From Stacy Pratt McDermott at The National Pastime Museum on September 5, 2013:
On July 25, 1860, members of the Excelsior Base Ball Club met on their grounds in Chicago to settle a political argument. The purpose of the meeting was a base ball game between players who supported the presidential candidacy of Abraham Lincoln and those who supported Stephen A. Douglas. The club had been playing base ball in the city since at least 1858. The players, mostly in their 20s, represented an upwardly mobile group of young men who hoped to channel their energy and enthusiasm for the coming presidential election through their prowess on the ball field.
Lincoln and Douglas had very recently earned the nominations of their respective political parties, and the political atmosphere in Chicago, which had hosted the Republican Party’s raucous convention just weeks before, was charged with excitement as people took sides over which would be president. The newspaper headline announcing the game read, “Lincoln vs. Douglas—Nine Against Nine,” and the editors noted that they had “no authority for saying that the event of this match will decide the Presidential contest, but it will be a spirited affair on both sides.”
Today people frequently employ the language of sport in political contexts, and modern baseball has become synonymous with American ideals.
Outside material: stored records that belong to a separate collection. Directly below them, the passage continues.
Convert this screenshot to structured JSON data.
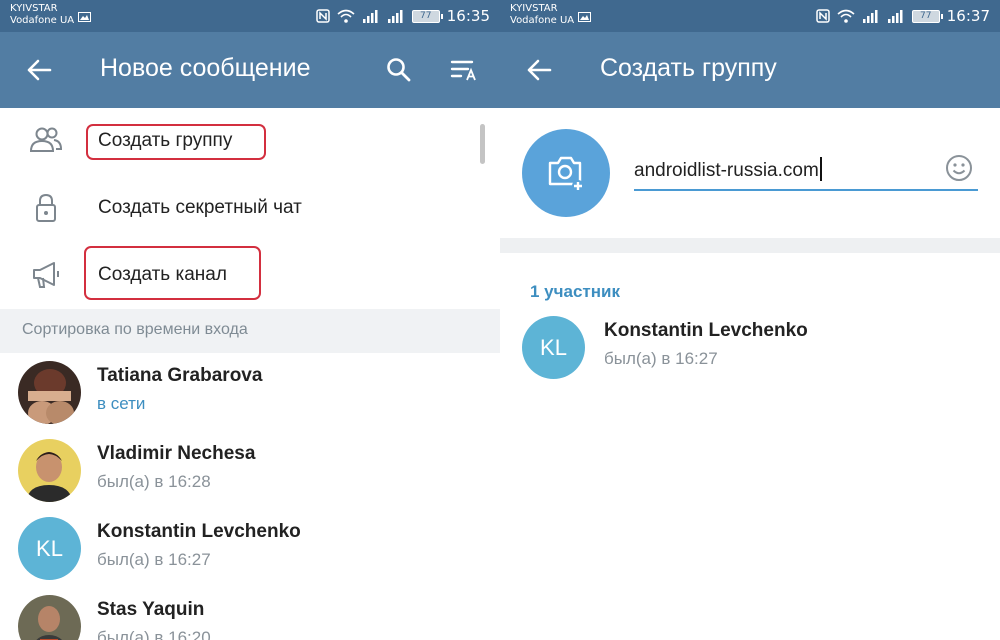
{
  "left": {
    "status": {
      "carrier1": "KYIVSTAR",
      "carrier2": "Vodafone UA",
      "battery": "77",
      "time": "16:35"
    },
    "appbar": {
      "title": "Новое сообщение"
    },
    "actions": [
      {
        "label": "Создать группу",
        "icon": "people-icon"
      },
      {
        "label": "Создать секретный чат",
        "icon": "lock-icon"
      },
      {
        "label": "Создать канал",
        "icon": "megaphone-icon"
      }
    ],
    "section_header": "Сортировка по времени входа",
    "contacts": [
      {
        "name": "Tatiana Grabarova",
        "status": "в сети",
        "online": true
      },
      {
        "name": "Vladimir Nechesa",
        "status": "был(а) в 16:28",
        "online": false
      },
      {
        "name": "Konstantin Levchenko",
        "status": "был(а) в 16:27",
        "online": false,
        "initials": "KL"
      },
      {
        "name": "Stas Yaquin",
        "status": "был(а) в 16:20",
        "online": false
      }
    ]
  },
  "right": {
    "status": {
      "carrier1": "KYIVSTAR",
      "carrier2": "Vodafone UA",
      "battery": "77",
      "time": "16:37"
    },
    "appbar": {
      "title": "Создать группу"
    },
    "group_name": "androidlist-russia.com",
    "members_count": "1 участник",
    "member": {
      "name": "Konstantin Levchenko",
      "status": "был(а) в 16:27",
      "initials": "KL"
    }
  },
  "colors": {
    "statusbar": "#40698f",
    "appbar": "#527da3",
    "accent": "#4a9ad3",
    "avatar_kl": "#5db4d6",
    "highlight": "#d32f3f"
  }
}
But is it possible that these now comfortable connections between baseball and American identity were rooted in the political environment of the late 1850s and could have emerged directly from Lincoln’s Illinois?
Originally published: September 5, 2013. Last Updated: September 5, 2013.